“So convenient a thing it is to be a reasonable creature, since it enables one to find or make a reason for everything one has a mind to do.” — Benjamin Franklin, 18th-century American Founding Father, inventor and statesman (from his autobiography)

“The hottest places in Hell are reserved for those who remain neutral in time of great moral crisis.” — Dante Alighieri, 13th/14th-century Italian poet (from the Divine Comedy)

“Indifference is the essence of inhumanity.” — George Bernard Shaw, 19th/20th-century Anglo- Irish dramatist and wit

“Man’s basic vice, the source of all his evils, is the act of unfocusing his mind, the suspension of his consciousness, which is not blindness, but the refusal to see, not ignorance, but the refusal to know.” — Ayn Rand, 20th-century Russian/American author and philosopher

“The greatest of faults, I should say, is to be conscious of none.” — Thomas Carlyle, 19th- century Scots-English historian, author

“Few men think, yet all will have opinions.” — George Berkeley

“Most of one’s life … is one prolonged effort to prevent oneself thinking.” — Aldous Huxley, 20th-century English author

“It is difficult to get a man to understand something when his salary depends upon his not understanding it.” — Upton Sinclair, 20th-century American author

“Necessity is an interpretation, not a fact.” — Friedrich Nietzsche, 19th-century German philosopher

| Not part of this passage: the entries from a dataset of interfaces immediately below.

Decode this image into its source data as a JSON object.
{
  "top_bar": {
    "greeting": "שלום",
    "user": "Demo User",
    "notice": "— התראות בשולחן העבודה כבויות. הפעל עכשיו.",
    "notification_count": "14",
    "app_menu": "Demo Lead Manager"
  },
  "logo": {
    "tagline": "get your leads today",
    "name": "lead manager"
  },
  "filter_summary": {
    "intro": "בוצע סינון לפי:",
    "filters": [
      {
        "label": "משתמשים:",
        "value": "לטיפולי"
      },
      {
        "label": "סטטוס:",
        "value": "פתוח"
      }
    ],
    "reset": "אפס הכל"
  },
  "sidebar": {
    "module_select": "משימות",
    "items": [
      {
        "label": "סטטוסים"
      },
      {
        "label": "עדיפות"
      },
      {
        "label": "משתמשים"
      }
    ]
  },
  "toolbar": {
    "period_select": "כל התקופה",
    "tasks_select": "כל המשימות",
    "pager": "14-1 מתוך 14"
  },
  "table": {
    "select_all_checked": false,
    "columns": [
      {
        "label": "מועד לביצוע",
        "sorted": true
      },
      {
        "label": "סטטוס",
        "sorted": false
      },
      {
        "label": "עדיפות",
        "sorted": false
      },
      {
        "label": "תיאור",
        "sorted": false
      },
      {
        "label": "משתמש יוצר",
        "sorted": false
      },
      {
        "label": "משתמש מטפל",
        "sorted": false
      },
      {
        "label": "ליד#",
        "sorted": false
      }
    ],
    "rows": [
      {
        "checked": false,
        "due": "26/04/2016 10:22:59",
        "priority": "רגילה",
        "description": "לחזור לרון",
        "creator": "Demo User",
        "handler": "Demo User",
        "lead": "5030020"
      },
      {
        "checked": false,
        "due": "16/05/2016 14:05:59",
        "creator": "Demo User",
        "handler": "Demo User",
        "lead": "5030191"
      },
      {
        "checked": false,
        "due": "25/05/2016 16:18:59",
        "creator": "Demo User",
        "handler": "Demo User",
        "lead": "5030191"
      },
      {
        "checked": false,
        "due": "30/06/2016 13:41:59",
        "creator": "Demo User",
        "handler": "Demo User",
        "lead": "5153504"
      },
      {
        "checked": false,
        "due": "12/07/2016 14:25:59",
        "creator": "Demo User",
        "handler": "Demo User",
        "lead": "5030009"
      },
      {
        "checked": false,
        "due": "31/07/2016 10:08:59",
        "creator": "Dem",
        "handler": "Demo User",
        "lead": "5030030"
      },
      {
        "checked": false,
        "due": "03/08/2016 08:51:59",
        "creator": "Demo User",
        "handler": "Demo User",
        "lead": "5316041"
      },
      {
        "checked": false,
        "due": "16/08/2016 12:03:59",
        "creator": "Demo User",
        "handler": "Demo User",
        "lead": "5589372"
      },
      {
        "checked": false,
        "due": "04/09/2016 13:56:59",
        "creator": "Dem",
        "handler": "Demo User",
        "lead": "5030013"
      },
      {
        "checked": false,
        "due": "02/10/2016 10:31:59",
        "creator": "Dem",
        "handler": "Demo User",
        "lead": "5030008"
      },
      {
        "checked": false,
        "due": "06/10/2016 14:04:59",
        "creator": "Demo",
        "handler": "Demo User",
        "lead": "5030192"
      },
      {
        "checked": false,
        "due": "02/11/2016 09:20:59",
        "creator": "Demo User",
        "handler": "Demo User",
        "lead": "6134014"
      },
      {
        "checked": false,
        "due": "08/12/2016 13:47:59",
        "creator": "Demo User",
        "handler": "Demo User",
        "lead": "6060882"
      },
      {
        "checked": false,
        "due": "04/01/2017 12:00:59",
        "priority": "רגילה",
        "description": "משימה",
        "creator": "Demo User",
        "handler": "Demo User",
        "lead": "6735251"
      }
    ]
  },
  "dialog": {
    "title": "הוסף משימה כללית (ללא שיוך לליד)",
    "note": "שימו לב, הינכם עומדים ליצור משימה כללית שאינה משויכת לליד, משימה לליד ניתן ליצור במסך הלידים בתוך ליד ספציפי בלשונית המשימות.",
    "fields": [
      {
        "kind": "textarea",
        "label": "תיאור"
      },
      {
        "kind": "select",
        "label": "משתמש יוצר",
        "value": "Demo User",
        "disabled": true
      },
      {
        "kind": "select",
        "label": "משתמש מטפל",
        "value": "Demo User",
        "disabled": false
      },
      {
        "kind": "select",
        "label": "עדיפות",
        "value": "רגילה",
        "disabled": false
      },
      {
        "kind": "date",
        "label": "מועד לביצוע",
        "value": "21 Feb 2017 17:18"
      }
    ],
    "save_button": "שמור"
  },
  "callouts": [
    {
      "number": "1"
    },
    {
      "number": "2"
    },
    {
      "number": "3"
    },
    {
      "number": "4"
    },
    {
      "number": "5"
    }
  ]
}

Print Friendly, PDF & Email

Leave a Reply

Your email address will not be published.